Get Adobe Flash player

 Sign-Up for Our Free Newsletter

We respect your email privacy

Polls

What is your number one reason for using a home meal delivery plan?

View Results

Loading ... Loading ...

Steel Cut vs Rolled Oats

Steel-Cut vs Rolled Oats- What is Healthier for You?

When it relates to breakfast food, you can’t do much better than oatmeal.  At the time I was living in Great Britain it always went by the name of porridge, and although many people eat oatmeal in the United States it it seems to be more popular there than in the U.S.  It has a long and important history there, as it had been the peasant food for centuries, particularly in Scotland and Ireland.

When these places weren’t blessed with an abundance of healthy natural types of foods like we will witness in the Mediterranean region, having oatmeal being a basic became extremely important.  Dietary fiber will be on the top of its list of nutrients, plus the bonus here with oatmeal is its combination of roughly 50/50 insoluble and soluble fibers.  Both are really important to our health for suitable digestion.  It will be moreover thought to be heart-healthy due to its tocotrienols, which are antioxidant compounds which inhibit cholesterol synthesis giving you lower blood cholesterol.

Oatmeal Offers Great Benefits in Dietary Fiber

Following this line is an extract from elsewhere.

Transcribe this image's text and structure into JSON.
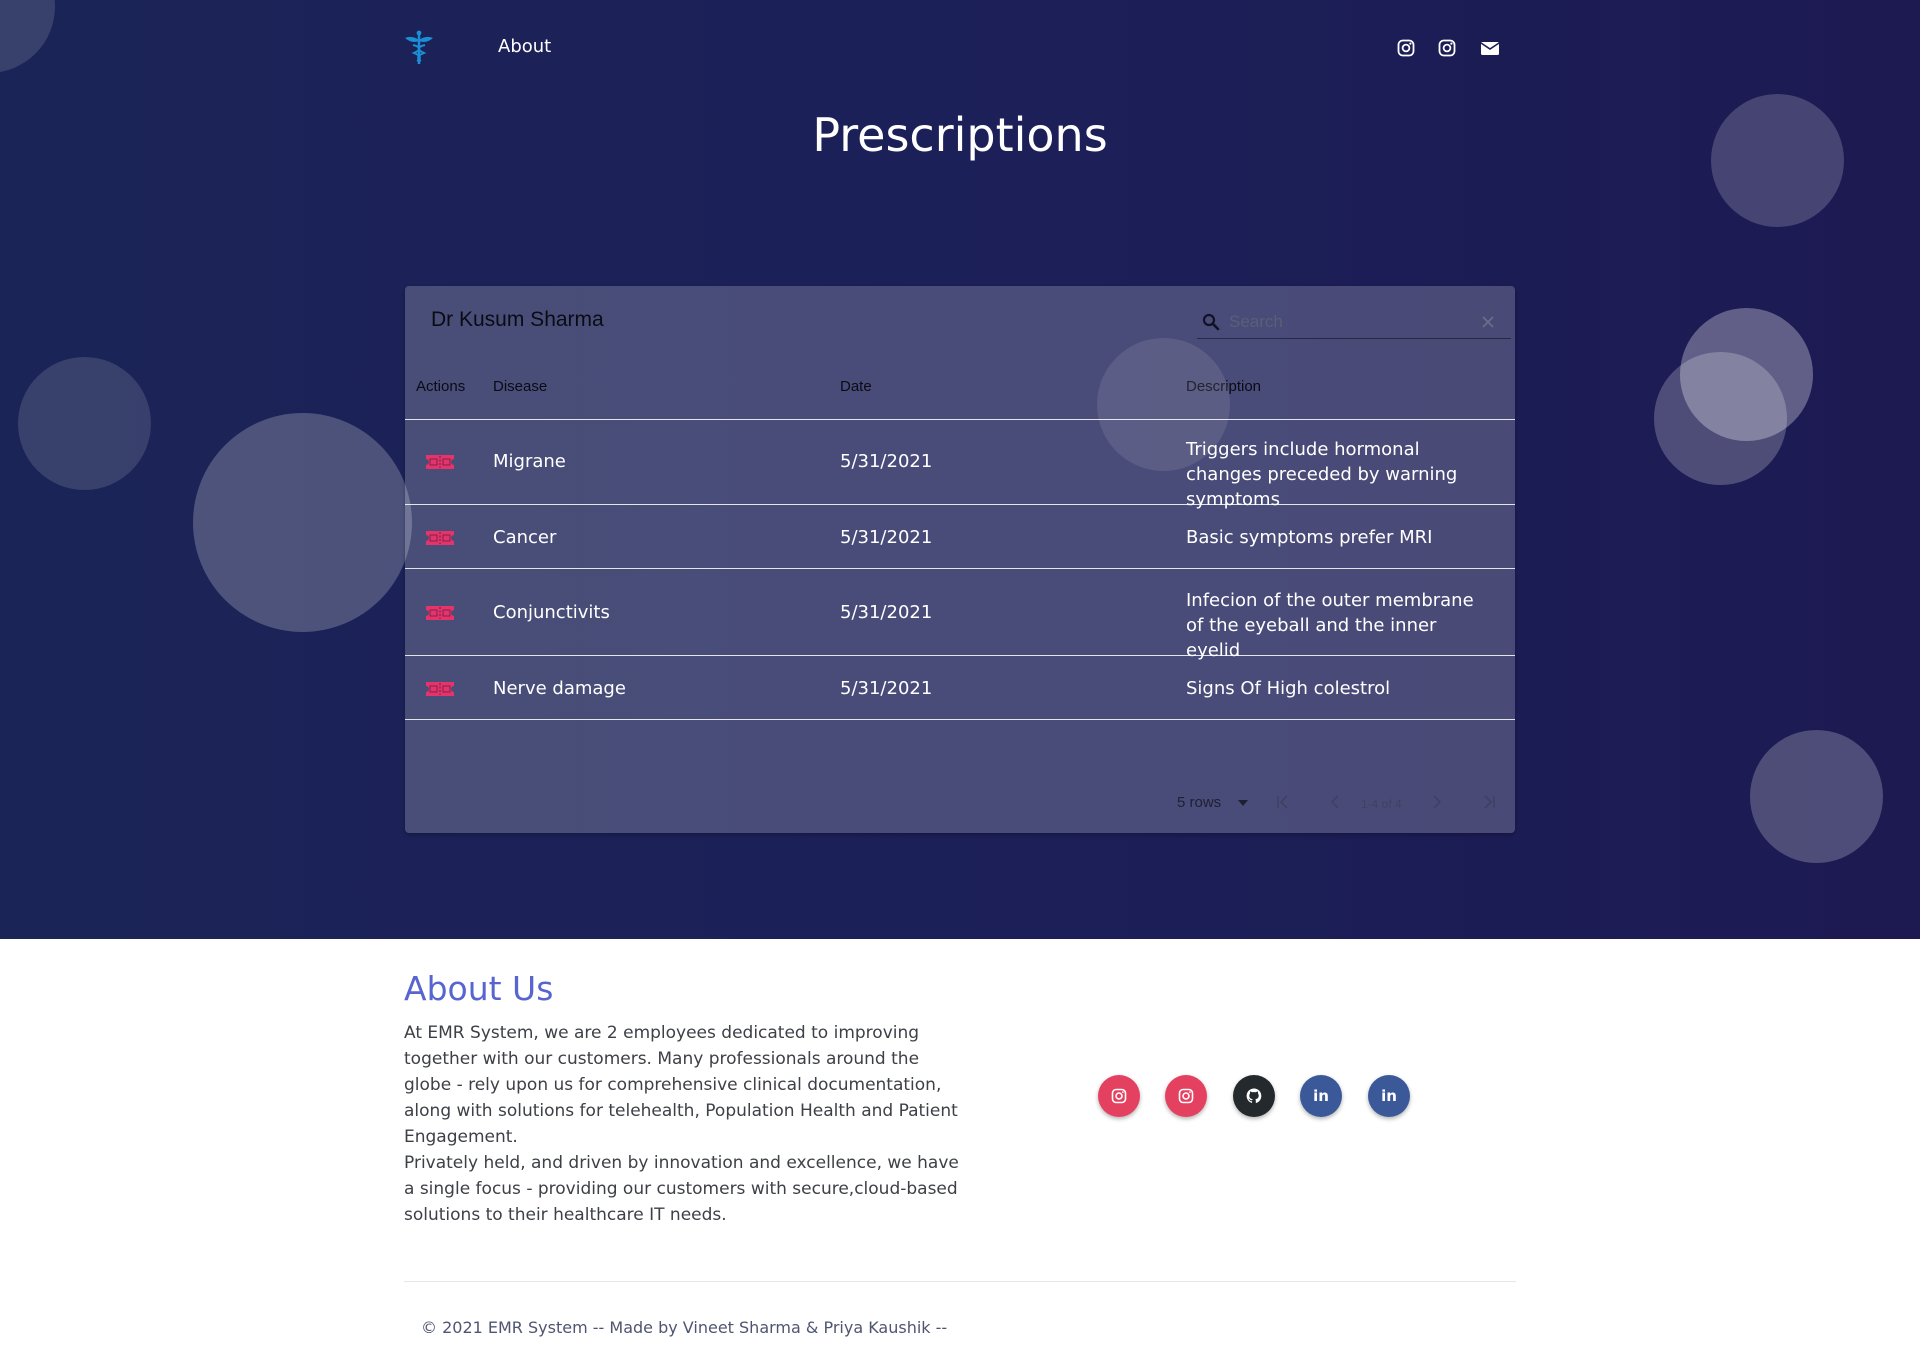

Other benefits to having soluble dietary fiber in the body is the way it controls blood glucose and insulin levels, therefore preventing insulin spikes and diabetic problems.  It really works by slowing down digestion by forming a gel in the intestines as it becomes absorbed in water.  The gel becomes digested more slowly, prolonging the length of time the carbohydrates become taken into the system.  With slower absorption dramatic spikes of sugar levels in your blood stream will be avoided.

Which takes us to the initial query: what is actually better, steel cut vs rolled oats..  The answer is from an absorption point of view, we are going to go with the steel cut oats.  They are basically identical oats as rolled, but it is the way they are processed that produces the difference.  Since steel-cut are denser, they are going to take longer to digest as opposed to rolled oats.  And generally speaking, the more any food is processed, or the less natural it really is, the less healthy it will be for you.  The minimal quantity of processing that goes into steel-cut oats make them the more healthy alternative.

Steel Cut vs Rolled Oats Are a Little Harder to Prepare

The downside (but it isn’t really much of a downside when health is concerned) is that they’re a bit harder to prepare.  Steel cut oats require somewhat longer to cook up, although we believe it’s worth the time.  Blend 3 cups of water, one cup of steel cut oats, and a small amount of salt to bring out the naturally nutty flavor.  Similar to cooking rice or quinoa, bring to a boil, after that reduce the heat back to let it simmer but don’t cover the pan.  Stir regularly then at roughly the 20 minute mark start checking the progress of the oats.  The longer you let it cook at this point, the less chewy it is going to be.

Finish the oatmeal off with some fruit, dried or fresh, and toasted nuts.  Cinnamon additionally works well, as does a spoonful of honey or maple syrup.  If you are cooking breakfast for only one or two people, it is possible to prepare a larger amount and store it in the fridge for up to a week.  Just microwave it for only a minute, mix in a little milk and heat for another minute.

 


Bob Carr's steel-cut oats: the wrestlers and weightlifters of the cereal kingdom - The Canberra Times
nBrisbane TimesnnnnBob Carr's steel-cut oats: the wrestlers and weightlifters of the cereal kingdomThe Canberra TimesHe'd know that his taut, toned, finely tuned body was digesting his organic steel-cut-oat breakfast more slowly than if he'd eaten a bowl of sloppy rolled oats, keeping his blood sugar levels on a tighter leash. Steel Cut Oats. Man of steel: Bob Carr's ...Bob Carr's wild oatsThe Land Newspaperall 211 news articles »nnn
More at Bob Carr's steel-cut oats: the wrestlers and weightlifters of the cereal kingdom - The Canberra Times

Leave a Reply

Your email address will not be published. Required fields are marked *

You may use these HTML tags and attributes: <a href="" title=""> <abbr title=""> <acronym title=""> <b> <blockquote cite=""> <cite> <code> <del datetime=""> <em> <i> <q cite=""> <strike> <strong>